> **Work order**
Locate the word "title" in the entries below, then gather every line that holds it.

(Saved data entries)
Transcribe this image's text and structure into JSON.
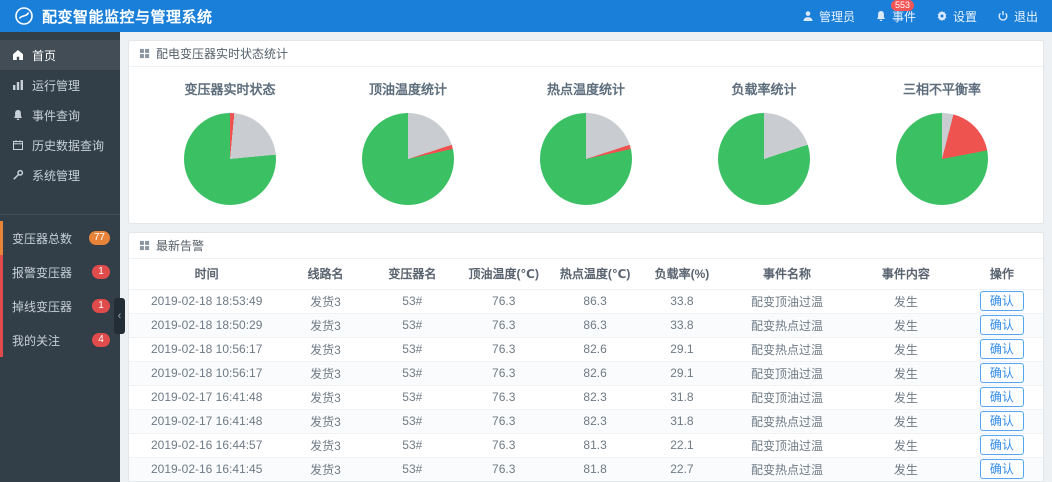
{
  "header": {
    "title": "配变智能监控与管理系统",
    "nav": [
      {
        "key": "admin",
        "label": "管理员",
        "icon": "user"
      },
      {
        "key": "events",
        "label": "事件",
        "icon": "bell",
        "badge": "553"
      },
      {
        "key": "settings",
        "label": "设置",
        "icon": "gear"
      },
      {
        "key": "logout",
        "label": "退出",
        "icon": "power"
      }
    ]
  },
  "sidebar": {
    "menu": [
      {
        "key": "home",
        "label": "首页",
        "icon": "home",
        "active": true
      },
      {
        "key": "run",
        "label": "运行管理",
        "icon": "chart",
        "active": false
      },
      {
        "key": "events",
        "label": "事件查询",
        "icon": "bell",
        "active": false
      },
      {
        "key": "history",
        "label": "历史数据查询",
        "icon": "calendar",
        "active": false
      },
      {
        "key": "system",
        "label": "系统管理",
        "icon": "wrench",
        "active": false
      }
    ],
    "stats": [
      {
        "key": "total",
        "label": "变压器总数",
        "count": "77",
        "color": "#e8833a"
      },
      {
        "key": "alarm",
        "label": "报警变压器",
        "count": "1",
        "color": "#e04b4b"
      },
      {
        "key": "offline",
        "label": "掉线变压器",
        "count": "1",
        "color": "#e04b4b"
      },
      {
        "key": "favorite",
        "label": "我的关注",
        "count": "4",
        "color": "#e04b4b"
      }
    ],
    "collapse_icon": "‹"
  },
  "status_panel": {
    "title": "配电变压器实时状态统计"
  },
  "chart_data": [
    {
      "type": "pie",
      "title": "变压器实时状态",
      "slices": [
        {
          "name": "red",
          "color": "#ef5350",
          "value": 1.5
        },
        {
          "name": "gray",
          "color": "#c9cdd1",
          "value": 22
        },
        {
          "name": "green",
          "color": "#3cc064",
          "value": 76.5
        }
      ]
    },
    {
      "type": "pie",
      "title": "顶油温度统计",
      "slices": [
        {
          "name": "gray",
          "color": "#c9cdd1",
          "value": 20
        },
        {
          "name": "red",
          "color": "#ef5350",
          "value": 1.5
        },
        {
          "name": "green",
          "color": "#3cc064",
          "value": 78.5
        }
      ]
    },
    {
      "type": "pie",
      "title": "热点温度统计",
      "slices": [
        {
          "name": "gray",
          "color": "#c9cdd1",
          "value": 20
        },
        {
          "name": "red",
          "color": "#ef5350",
          "value": 1.5
        },
        {
          "name": "green",
          "color": "#3cc064",
          "value": 78.5
        }
      ]
    },
    {
      "type": "pie",
      "title": "负载率统计",
      "slices": [
        {
          "name": "gray",
          "color": "#c9cdd1",
          "value": 20
        },
        {
          "name": "green",
          "color": "#3cc064",
          "value": 80
        }
      ]
    },
    {
      "type": "pie",
      "title": "三相不平衡率",
      "slices": [
        {
          "name": "gray",
          "color": "#c9cdd1",
          "value": 4
        },
        {
          "name": "red",
          "color": "#ef5350",
          "value": 18
        },
        {
          "name": "green",
          "color": "#3cc064",
          "value": 78
        }
      ]
    }
  ],
  "alarm_panel": {
    "title": "最新告警",
    "columns": [
      "时间",
      "线路名",
      "变压器名",
      "顶油温度(℃)",
      "热点温度(℃)",
      "负载率(%)",
      "事件名称",
      "事件内容",
      "操作"
    ],
    "rows": [
      [
        "2019-02-18 18:53:49",
        "发货3",
        "53#",
        "76.3",
        "86.3",
        "33.8",
        "配变顶油过温",
        "发生"
      ],
      [
        "2019-02-18 18:50:29",
        "发货3",
        "53#",
        "76.3",
        "86.3",
        "33.8",
        "配变热点过温",
        "发生"
      ],
      [
        "2019-02-18 10:56:17",
        "发货3",
        "53#",
        "76.3",
        "82.6",
        "29.1",
        "配变热点过温",
        "发生"
      ],
      [
        "2019-02-18 10:56:17",
        "发货3",
        "53#",
        "76.3",
        "82.6",
        "29.1",
        "配变顶油过温",
        "发生"
      ],
      [
        "2019-02-17 16:41:48",
        "发货3",
        "53#",
        "76.3",
        "82.3",
        "31.8",
        "配变顶油过温",
        "发生"
      ],
      [
        "2019-02-17 16:41:48",
        "发货3",
        "53#",
        "76.3",
        "82.3",
        "31.8",
        "配变热点过温",
        "发生"
      ],
      [
        "2019-02-16 16:44:57",
        "发货3",
        "53#",
        "76.3",
        "81.3",
        "22.1",
        "配变顶油过温",
        "发生"
      ],
      [
        "2019-02-16 16:41:45",
        "发货3",
        "53#",
        "76.3",
        "81.8",
        "22.7",
        "配变热点过温",
        "发生"
      ]
    ],
    "action_label": "确认"
  },
  "colors": {
    "topbar": "#1a7fd9",
    "sidebar": "#323e48",
    "pie_green": "#3cc064",
    "pie_gray": "#c9cdd1",
    "pie_red": "#ef5350"
  }
}
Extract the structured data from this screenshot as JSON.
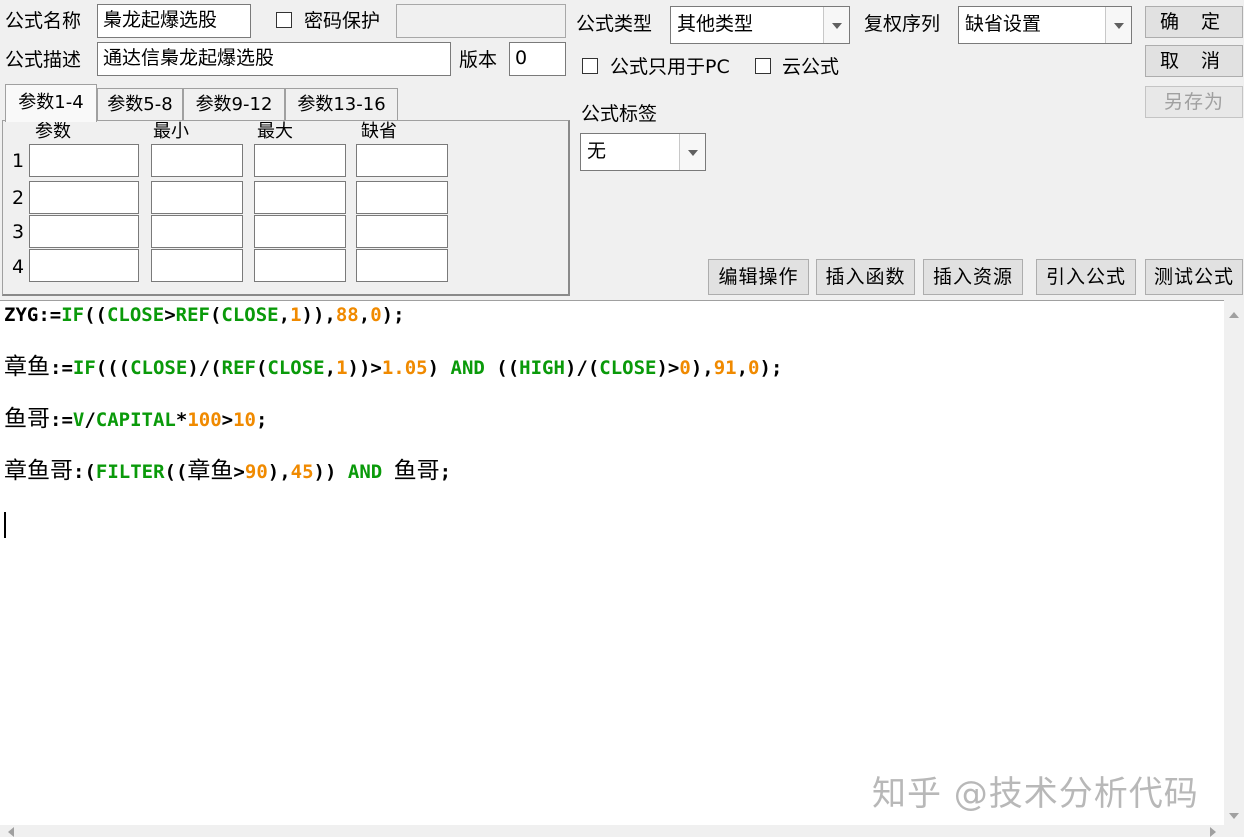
{
  "form": {
    "name_label": "公式名称",
    "name_value": "梟龙起爆选股",
    "password_label": "密码保护",
    "password_value": "",
    "desc_label": "公式描述",
    "desc_value": "通达信梟龙起爆选股",
    "version_label": "版本",
    "version_value": "0",
    "type_label": "公式类型",
    "type_value": "其他类型",
    "fuquan_label": "复权序列",
    "fuquan_value": "缺省设置",
    "pc_only_label": "公式只用于PC",
    "cloud_label": "云公式",
    "tag_label": "公式标签",
    "tag_value": "无"
  },
  "buttons": {
    "ok": "确 定",
    "cancel": "取 消",
    "save_as": "另存为",
    "edit_ops": "编辑操作",
    "insert_func": "插入函数",
    "insert_res": "插入资源",
    "import_formula": "引入公式",
    "test_formula": "测试公式"
  },
  "tabs": [
    "参数1-4",
    "参数5-8",
    "参数9-12",
    "参数13-16"
  ],
  "params": {
    "headers": [
      "参数",
      "最小",
      "最大",
      "缺省"
    ],
    "rows": [
      "1",
      "2",
      "3",
      "4"
    ]
  },
  "code": {
    "line1": [
      "ZYG:=",
      "IF",
      "((",
      "CLOSE",
      ">",
      "REF",
      "(",
      "CLOSE",
      ",",
      "1",
      ")),",
      "88",
      ",",
      "0",
      ");"
    ],
    "line2": [
      "章鱼",
      ":=",
      "IF",
      "(((",
      "CLOSE",
      ")/(",
      "REF",
      "(",
      "CLOSE",
      ",",
      "1",
      "))>",
      "1.05",
      ") ",
      "AND",
      " ((",
      "HIGH",
      ")/(",
      "CLOSE",
      ")>",
      "0",
      "),",
      "91",
      ",",
      "0",
      ");"
    ],
    "line3": [
      "鱼哥",
      ":=",
      "V",
      "/",
      "CAPITAL",
      "*",
      "100",
      ">",
      "10",
      ";"
    ],
    "line4": [
      "章鱼哥",
      ":(",
      "FILTER",
      "((",
      "章鱼",
      ">",
      "90",
      "),",
      "45",
      ")) ",
      "AND",
      " ",
      "鱼哥",
      ";"
    ]
  },
  "watermark": "知乎 @技术分析代码"
}
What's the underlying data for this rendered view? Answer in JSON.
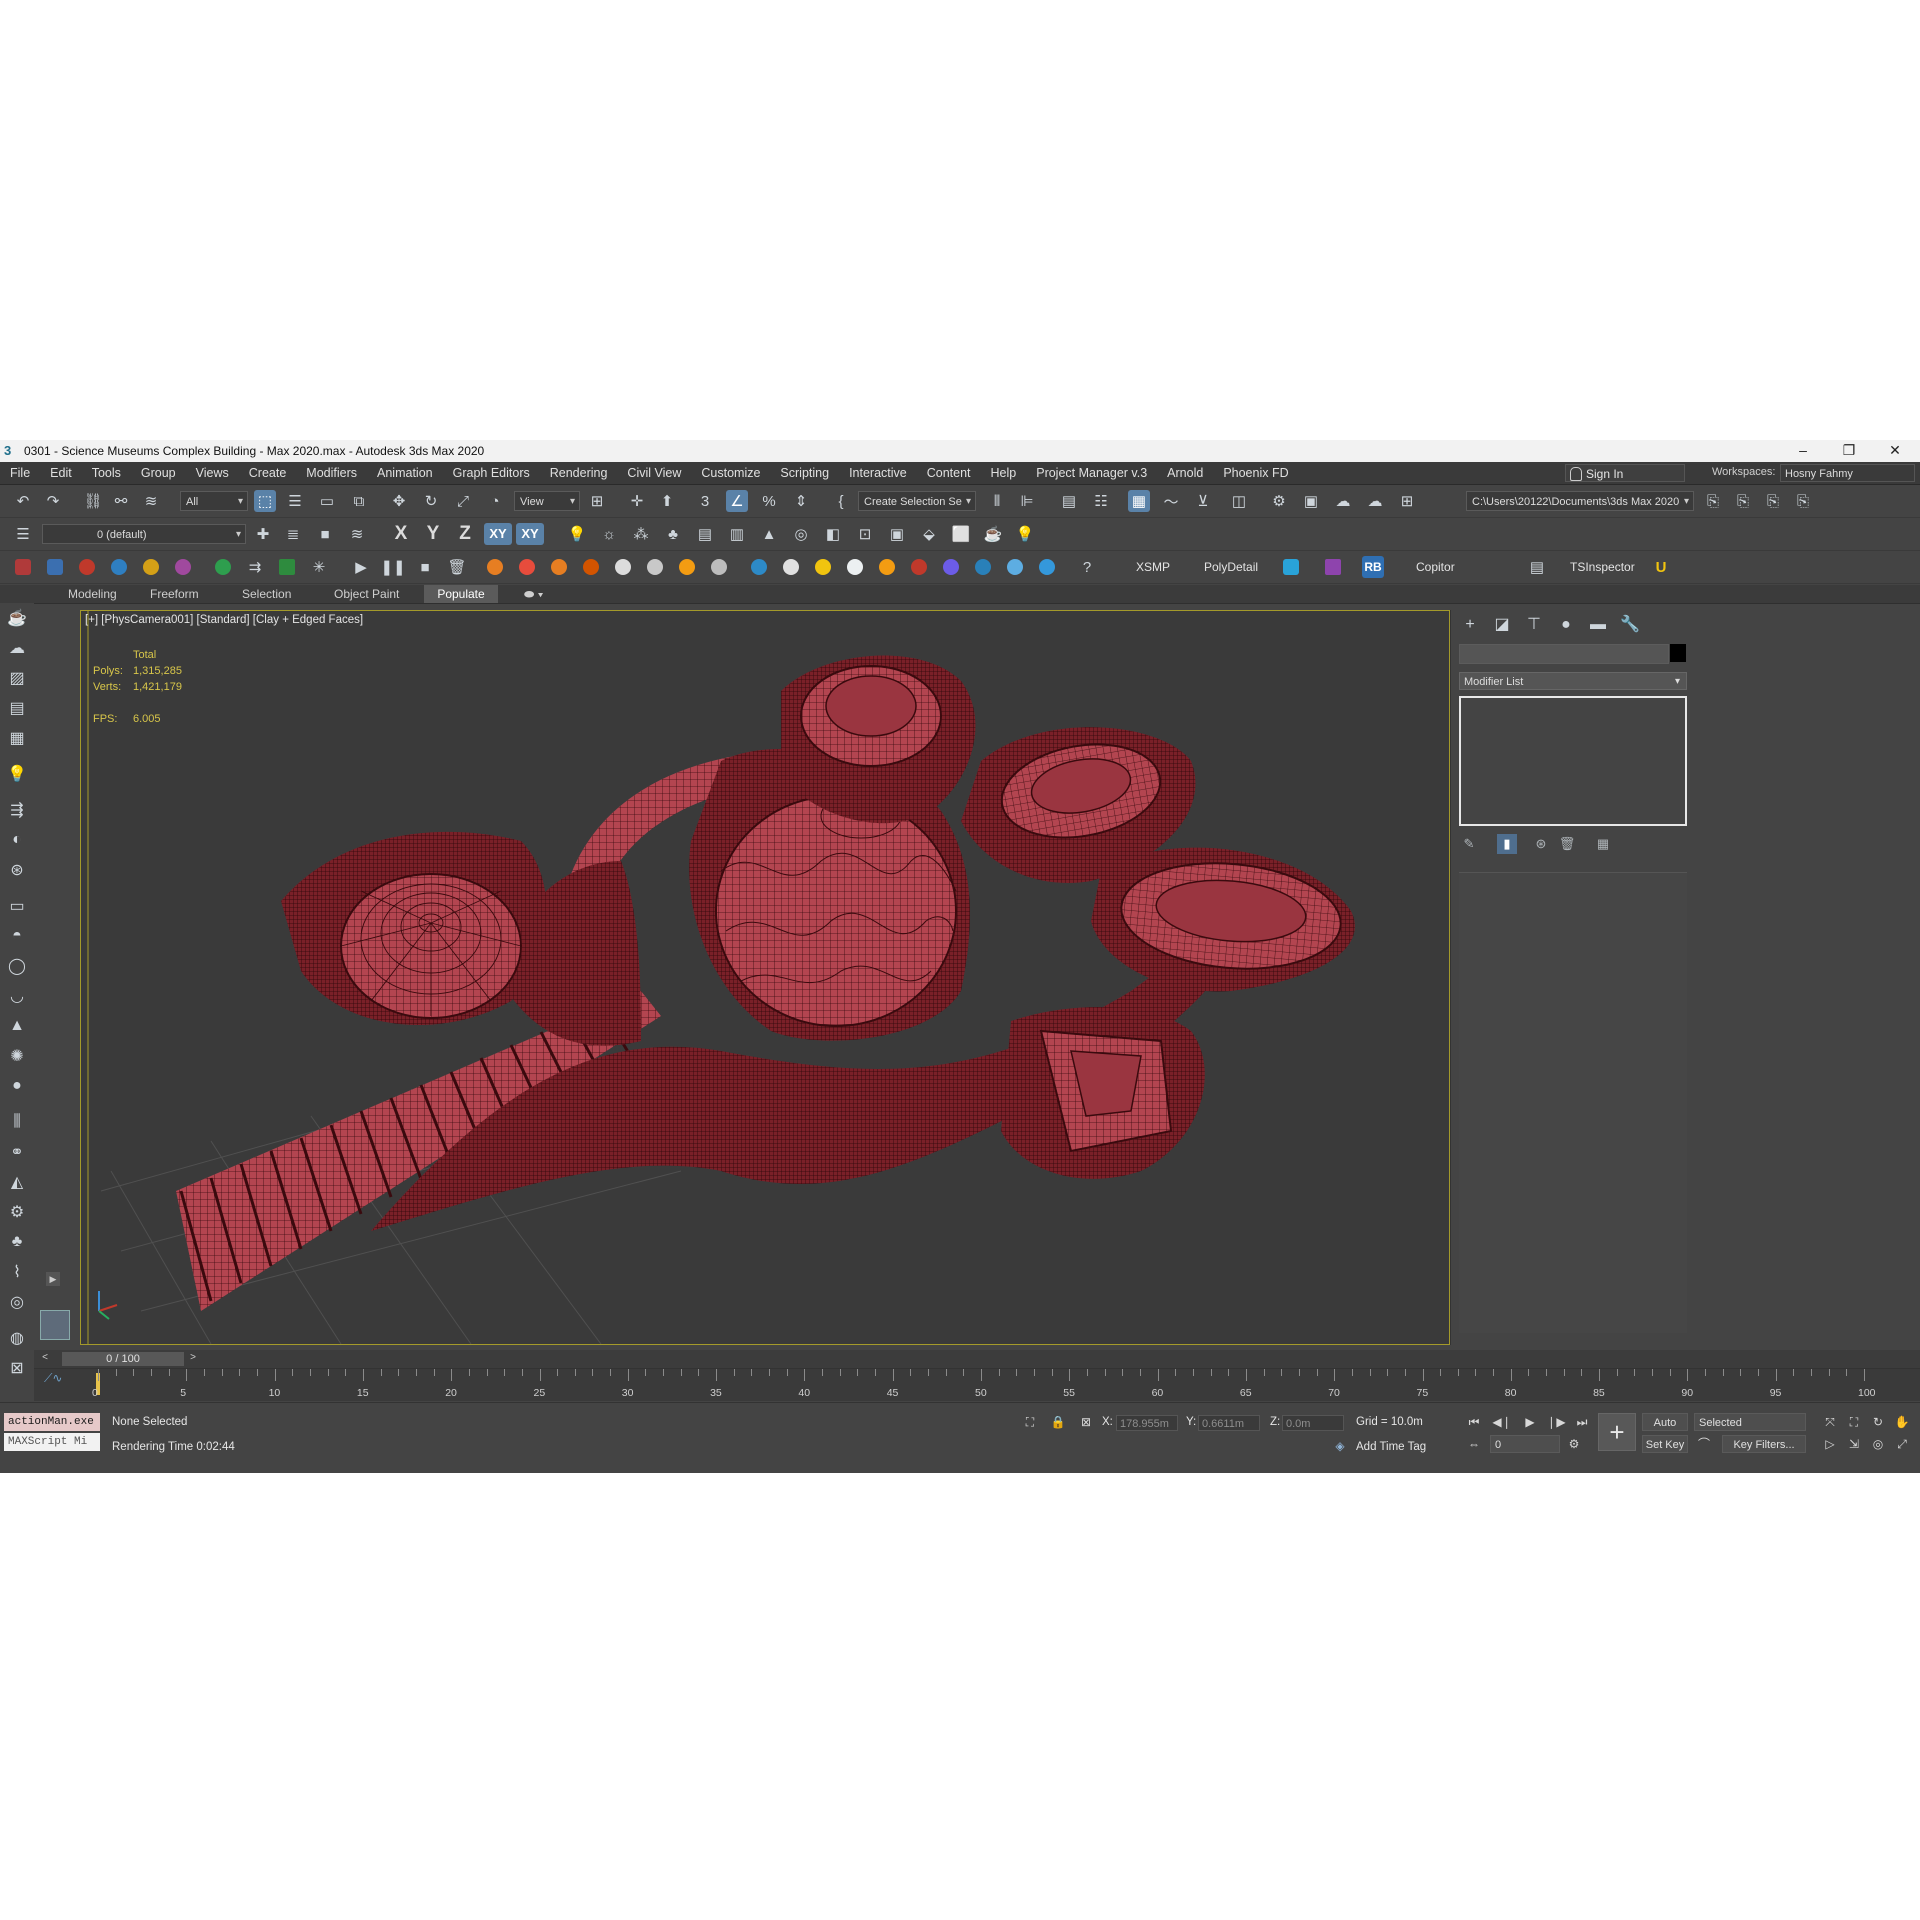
{
  "window": {
    "title": "0301 - Science Museums Complex Building - Max 2020.max - Autodesk 3ds Max 2020",
    "app_icon": "3",
    "controls": [
      "–",
      "❐",
      "✕"
    ]
  },
  "menubar": {
    "items": [
      "File",
      "Edit",
      "Tools",
      "Group",
      "Views",
      "Create",
      "Modifiers",
      "Animation",
      "Graph Editors",
      "Rendering",
      "Civil View",
      "Customize",
      "Scripting",
      "Interactive",
      "Content",
      "Help",
      "Project Manager v.3",
      "Arnold",
      "Phoenix FD"
    ],
    "sign_in": "Sign In",
    "workspaces_label": "Workspaces:",
    "workspace_value": "Hosny Fahmy"
  },
  "toolbar1": {
    "selection_filter": "All",
    "ref_coord": "View",
    "named_selection": "Create Selection Se",
    "project_path": "C:\\Users\\20122\\Documents\\3ds Max 2020"
  },
  "toolbar2": {
    "layer": "0 (default)",
    "axes": [
      "X",
      "Y",
      "Z",
      "XY",
      "XY"
    ]
  },
  "toolbar3": {
    "plugins": [
      "XSMP",
      "PolyDetail",
      "RB",
      "Copitor",
      "TSInspector"
    ]
  },
  "ribbon": {
    "tabs": [
      "Modeling",
      "Freeform",
      "Selection",
      "Object Paint",
      "Populate"
    ],
    "active": "Populate"
  },
  "viewport": {
    "label": "[+] [PhysCamera001] [Standard] [Clay + Edged Faces]",
    "stats_header": "Total",
    "polys_label": "Polys:",
    "polys": "1,315,285",
    "verts_label": "Verts:",
    "verts": "1,421,179",
    "fps_label": "FPS:",
    "fps": "6.005",
    "model_color": "#b8474f",
    "wire_color": "#3a0a0e"
  },
  "command_panel": {
    "modifier_list": "Modifier List"
  },
  "timeline": {
    "slider": "0 / 100",
    "ticks": [
      "0",
      "5",
      "10",
      "15",
      "20",
      "25",
      "30",
      "35",
      "40",
      "45",
      "50",
      "55",
      "60",
      "65",
      "70",
      "75",
      "80",
      "85",
      "90",
      "95",
      "100"
    ]
  },
  "status": {
    "script_listener": "actionMan.exe",
    "script_mini": "MAXScript Mi",
    "selection": "None Selected",
    "render_time": "Rendering Time  0:02:44",
    "x_label": "X:",
    "x_value": "178.955m",
    "y_label": "Y:",
    "y_value": "0.6611m",
    "z_label": "Z:",
    "z_value": "0.0m",
    "grid": "Grid = 10.0m",
    "add_time_tag": "Add Time Tag",
    "auto_key": "Auto Key",
    "selected": "Selected",
    "set_key": "Set Key",
    "key_filters": "Key Filters...",
    "frame": "0"
  }
}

> **Output**
    "title": "配变智能监控与管理系统",
    "title": "配电变压器实时状态统计"
      "title": "变压器实时状态",
      "title": "顶油温度统计",
      "title": "热点温度统计",
      "title": "负载率统计",
      "title": "三相不平衡率",
    "title": "最新告警",
    "title": "0301 - Science Museums Complex Building - Max 2020.max - Autodesk 3ds Max 2020",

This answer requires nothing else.